The risk of exploitation or violence neither deters migrants nor should be used to prevent migration. Instead, States need to learn from migrants’ experiences to improve provisions for safe migration that benefits the migrant worker, their families and communities, and the State, as remittances contribute to the GDP of countries of origin. As the UN Secretary-General has stated, for women migrants “[i]nternational migration can be an empowering experience for women: women may leave situations where they have limited options for ones where they exercise greater autonomy over their own lives, thereby benefiting themselves as well as their families and communities.”
Instead, we often see States wrongly criminalising or otherwise clamping down on irregular migration, often in the name of preventing trafficking in persons. This is often at odds with a demand within their country for migrant labour that will, when combined with a lack of regular migration opportunities, push migrant workers into taking more dangerous routes, paying disproportionately high fees that may leave them in a situation of debt bondage, entering into work sites without good training, and will often leave them with nowhere to turn to if they face exploitation and abuse.
Statement by the Global Alliance Against Traffic in Women to the High-Level Meeting of the United Nations General Assembly on the Appraisal of the Global Plan of Action to Combat Trafficking in Persons (13-14 May 2013) - Delivered by Avaloy Lanning of Safe Horizons, a GAATW Member Organisation
Commission on Crime Prevention and Criminal Justice
21st session (23-27 April 2012)
Agenda item 5(a): Ratification and implementation of the UNTOC and the Protocols thereto
Statement delivered by the Global Alliance Against Traffic in Women (GAATW) on the Review Mechanism
Human Rights Council
Twentieth session, Agenda item 3 (June 2012)

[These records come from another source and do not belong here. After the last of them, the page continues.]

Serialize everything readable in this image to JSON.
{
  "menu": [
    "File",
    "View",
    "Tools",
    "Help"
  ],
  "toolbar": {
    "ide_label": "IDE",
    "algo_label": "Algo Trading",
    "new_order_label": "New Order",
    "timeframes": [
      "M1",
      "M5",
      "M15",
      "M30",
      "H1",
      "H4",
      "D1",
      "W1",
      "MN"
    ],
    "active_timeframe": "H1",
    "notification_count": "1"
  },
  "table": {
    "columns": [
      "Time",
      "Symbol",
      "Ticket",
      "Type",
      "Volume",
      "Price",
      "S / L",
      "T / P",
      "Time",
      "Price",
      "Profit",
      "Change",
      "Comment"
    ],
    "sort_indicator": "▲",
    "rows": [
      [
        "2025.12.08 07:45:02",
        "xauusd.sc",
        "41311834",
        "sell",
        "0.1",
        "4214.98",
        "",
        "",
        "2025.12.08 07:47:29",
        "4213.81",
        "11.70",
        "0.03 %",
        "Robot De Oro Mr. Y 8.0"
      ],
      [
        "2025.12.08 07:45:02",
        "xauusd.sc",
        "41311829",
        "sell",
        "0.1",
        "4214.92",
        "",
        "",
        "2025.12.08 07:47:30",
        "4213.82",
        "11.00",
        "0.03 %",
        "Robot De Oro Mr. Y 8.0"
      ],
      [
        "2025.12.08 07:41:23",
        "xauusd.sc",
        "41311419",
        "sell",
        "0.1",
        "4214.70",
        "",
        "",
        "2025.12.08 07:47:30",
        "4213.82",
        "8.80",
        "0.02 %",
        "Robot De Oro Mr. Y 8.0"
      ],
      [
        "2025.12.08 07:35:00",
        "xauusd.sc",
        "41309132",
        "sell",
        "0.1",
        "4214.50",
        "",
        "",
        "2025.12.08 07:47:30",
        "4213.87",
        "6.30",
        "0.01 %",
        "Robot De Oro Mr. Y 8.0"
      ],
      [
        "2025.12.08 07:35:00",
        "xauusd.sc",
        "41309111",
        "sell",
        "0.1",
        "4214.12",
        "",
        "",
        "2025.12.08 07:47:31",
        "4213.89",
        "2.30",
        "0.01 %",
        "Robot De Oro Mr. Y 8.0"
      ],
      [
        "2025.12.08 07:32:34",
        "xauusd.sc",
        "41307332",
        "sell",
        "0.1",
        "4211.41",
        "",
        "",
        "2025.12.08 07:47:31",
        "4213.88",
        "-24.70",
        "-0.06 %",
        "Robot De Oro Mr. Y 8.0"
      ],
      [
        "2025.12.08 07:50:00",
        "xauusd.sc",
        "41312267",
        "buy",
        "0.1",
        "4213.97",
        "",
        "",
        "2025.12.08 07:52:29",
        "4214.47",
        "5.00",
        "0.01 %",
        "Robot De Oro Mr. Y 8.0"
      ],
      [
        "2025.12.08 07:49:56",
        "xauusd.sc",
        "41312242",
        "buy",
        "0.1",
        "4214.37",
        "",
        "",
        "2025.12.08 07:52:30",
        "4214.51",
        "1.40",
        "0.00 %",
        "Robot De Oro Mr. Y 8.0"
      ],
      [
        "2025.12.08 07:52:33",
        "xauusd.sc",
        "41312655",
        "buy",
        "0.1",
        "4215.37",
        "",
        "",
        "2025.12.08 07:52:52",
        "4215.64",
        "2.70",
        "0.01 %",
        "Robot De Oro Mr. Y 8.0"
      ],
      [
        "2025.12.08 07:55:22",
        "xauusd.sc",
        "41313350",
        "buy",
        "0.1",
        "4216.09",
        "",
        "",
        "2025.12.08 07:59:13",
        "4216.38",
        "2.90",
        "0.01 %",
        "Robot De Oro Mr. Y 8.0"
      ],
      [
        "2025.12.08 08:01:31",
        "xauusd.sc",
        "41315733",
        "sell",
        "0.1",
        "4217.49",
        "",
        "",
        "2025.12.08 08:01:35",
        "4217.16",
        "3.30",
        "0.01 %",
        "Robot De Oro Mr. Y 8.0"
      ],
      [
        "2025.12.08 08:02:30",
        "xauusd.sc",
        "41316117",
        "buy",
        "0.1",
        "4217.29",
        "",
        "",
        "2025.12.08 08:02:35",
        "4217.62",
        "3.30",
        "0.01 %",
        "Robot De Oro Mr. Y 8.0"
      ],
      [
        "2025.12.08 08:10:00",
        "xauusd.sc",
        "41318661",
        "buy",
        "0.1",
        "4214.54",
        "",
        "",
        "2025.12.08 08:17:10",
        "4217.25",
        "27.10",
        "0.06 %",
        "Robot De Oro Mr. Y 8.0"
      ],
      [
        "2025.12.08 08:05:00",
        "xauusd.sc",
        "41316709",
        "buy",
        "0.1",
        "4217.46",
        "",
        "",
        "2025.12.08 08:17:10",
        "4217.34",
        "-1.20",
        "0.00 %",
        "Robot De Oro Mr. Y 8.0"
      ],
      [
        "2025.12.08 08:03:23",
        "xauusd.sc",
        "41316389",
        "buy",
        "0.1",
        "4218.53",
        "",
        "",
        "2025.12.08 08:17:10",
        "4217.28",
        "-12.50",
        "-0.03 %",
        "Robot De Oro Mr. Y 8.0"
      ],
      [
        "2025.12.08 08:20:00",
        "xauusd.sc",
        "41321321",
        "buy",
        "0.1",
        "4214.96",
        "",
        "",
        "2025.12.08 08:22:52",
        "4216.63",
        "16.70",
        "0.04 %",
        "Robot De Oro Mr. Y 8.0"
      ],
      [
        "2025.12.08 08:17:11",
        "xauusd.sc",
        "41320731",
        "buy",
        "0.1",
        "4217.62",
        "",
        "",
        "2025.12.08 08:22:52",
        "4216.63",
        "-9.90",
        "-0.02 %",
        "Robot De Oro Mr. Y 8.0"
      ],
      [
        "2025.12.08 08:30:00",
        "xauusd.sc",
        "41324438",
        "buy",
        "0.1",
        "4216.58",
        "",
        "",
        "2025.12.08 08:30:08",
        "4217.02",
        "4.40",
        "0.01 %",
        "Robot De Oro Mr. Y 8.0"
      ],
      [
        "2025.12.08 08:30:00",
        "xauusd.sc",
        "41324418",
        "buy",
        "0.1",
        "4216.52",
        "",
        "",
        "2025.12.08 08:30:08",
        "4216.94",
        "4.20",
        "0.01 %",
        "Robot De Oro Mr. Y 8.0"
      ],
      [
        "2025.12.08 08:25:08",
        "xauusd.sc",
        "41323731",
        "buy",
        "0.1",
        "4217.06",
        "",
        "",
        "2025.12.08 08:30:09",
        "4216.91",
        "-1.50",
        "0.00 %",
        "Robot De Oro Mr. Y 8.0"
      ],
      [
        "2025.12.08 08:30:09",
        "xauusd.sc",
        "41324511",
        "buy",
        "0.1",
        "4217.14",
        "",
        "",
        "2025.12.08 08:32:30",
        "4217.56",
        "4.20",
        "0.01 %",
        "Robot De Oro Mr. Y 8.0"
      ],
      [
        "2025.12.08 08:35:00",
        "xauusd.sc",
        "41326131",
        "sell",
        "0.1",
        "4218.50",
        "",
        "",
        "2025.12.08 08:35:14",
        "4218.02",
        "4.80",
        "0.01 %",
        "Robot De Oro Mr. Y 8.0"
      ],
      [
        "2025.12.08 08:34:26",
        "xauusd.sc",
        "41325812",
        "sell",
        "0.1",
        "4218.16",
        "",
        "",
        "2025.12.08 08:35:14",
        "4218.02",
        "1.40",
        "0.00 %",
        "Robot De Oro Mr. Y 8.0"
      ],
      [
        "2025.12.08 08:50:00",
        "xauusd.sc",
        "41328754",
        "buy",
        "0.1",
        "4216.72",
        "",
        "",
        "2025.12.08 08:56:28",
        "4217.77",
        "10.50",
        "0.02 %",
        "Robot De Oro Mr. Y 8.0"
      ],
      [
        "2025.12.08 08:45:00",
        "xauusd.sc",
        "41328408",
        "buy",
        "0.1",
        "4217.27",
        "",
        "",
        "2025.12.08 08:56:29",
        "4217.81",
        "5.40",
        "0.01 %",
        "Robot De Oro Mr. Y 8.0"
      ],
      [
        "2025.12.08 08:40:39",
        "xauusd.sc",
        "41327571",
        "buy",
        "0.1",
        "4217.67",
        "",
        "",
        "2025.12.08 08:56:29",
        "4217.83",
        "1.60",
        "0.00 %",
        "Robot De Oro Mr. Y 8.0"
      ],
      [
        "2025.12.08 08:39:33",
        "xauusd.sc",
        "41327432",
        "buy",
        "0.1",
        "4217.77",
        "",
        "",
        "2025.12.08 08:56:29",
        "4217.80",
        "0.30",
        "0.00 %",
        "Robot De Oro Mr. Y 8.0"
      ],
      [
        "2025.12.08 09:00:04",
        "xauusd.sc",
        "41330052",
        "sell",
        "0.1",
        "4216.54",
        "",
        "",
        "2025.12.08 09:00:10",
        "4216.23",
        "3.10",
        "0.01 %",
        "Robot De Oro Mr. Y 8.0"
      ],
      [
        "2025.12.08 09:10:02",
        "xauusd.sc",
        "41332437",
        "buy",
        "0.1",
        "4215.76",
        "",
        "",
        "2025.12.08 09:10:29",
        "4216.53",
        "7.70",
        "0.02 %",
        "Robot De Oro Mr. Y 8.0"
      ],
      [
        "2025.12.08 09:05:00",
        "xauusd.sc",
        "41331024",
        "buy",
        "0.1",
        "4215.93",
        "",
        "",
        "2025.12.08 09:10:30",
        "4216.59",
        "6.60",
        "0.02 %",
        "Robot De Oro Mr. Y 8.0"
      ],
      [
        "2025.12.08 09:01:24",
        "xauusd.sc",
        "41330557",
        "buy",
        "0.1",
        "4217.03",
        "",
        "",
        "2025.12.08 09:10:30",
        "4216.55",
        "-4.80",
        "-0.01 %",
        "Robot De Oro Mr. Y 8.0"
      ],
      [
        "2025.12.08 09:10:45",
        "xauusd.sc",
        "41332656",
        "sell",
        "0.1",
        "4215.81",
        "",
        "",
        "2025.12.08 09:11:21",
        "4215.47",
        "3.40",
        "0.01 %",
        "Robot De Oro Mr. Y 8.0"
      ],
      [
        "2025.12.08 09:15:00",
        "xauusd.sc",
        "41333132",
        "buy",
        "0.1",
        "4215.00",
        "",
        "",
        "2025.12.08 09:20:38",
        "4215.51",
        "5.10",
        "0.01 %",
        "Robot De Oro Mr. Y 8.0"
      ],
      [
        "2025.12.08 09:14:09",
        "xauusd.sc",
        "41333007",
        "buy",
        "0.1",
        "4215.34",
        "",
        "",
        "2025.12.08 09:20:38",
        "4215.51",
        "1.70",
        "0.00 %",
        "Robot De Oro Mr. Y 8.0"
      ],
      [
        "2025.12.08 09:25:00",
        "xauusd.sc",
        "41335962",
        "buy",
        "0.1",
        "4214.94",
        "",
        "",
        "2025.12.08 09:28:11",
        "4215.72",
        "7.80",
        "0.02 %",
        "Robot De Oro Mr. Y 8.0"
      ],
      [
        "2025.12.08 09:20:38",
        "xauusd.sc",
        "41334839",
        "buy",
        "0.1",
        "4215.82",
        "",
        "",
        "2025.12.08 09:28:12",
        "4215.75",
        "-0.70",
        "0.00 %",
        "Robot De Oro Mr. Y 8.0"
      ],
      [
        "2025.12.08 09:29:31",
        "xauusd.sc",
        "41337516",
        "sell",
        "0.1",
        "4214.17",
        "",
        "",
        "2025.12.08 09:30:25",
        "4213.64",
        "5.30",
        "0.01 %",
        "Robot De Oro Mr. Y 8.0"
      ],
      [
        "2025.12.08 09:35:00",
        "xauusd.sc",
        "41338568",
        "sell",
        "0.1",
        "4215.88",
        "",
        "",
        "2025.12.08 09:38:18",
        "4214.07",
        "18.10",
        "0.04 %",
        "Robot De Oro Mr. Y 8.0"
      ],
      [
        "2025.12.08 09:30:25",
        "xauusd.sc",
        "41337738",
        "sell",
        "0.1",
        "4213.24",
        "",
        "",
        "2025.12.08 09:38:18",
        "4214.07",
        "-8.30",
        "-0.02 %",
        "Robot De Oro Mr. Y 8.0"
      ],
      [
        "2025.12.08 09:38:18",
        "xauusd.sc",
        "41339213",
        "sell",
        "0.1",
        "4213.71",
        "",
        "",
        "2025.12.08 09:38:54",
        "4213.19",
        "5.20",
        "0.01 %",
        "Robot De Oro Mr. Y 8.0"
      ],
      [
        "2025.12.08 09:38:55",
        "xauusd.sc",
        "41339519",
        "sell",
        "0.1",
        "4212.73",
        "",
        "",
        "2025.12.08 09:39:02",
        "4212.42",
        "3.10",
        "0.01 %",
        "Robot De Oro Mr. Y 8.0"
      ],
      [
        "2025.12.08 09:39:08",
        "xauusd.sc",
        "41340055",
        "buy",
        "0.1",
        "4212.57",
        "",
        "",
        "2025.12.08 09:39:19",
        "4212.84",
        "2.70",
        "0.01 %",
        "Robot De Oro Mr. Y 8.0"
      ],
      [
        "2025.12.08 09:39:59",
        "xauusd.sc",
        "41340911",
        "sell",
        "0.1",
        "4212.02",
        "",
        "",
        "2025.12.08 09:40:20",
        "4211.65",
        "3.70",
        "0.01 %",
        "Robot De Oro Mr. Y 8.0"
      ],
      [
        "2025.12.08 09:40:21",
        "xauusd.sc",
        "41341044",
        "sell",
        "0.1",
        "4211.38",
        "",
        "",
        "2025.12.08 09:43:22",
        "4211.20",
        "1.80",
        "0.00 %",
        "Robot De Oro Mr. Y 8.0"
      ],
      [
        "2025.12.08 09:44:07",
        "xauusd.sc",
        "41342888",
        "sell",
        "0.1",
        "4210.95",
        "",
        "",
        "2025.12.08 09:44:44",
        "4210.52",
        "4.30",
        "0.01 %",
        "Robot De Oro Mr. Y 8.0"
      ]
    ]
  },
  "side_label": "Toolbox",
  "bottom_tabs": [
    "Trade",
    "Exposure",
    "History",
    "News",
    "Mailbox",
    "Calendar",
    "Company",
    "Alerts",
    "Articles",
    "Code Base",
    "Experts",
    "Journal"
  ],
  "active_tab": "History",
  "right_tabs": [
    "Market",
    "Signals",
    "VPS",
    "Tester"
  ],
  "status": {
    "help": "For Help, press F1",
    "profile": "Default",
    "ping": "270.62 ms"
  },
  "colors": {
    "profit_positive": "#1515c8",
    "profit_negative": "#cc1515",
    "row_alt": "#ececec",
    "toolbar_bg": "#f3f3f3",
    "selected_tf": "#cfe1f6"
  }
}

Written statement submitted by the Global Alliance against Traffic in Women - Reducing the risk of human trafficking by increasing the opportunities for safe migration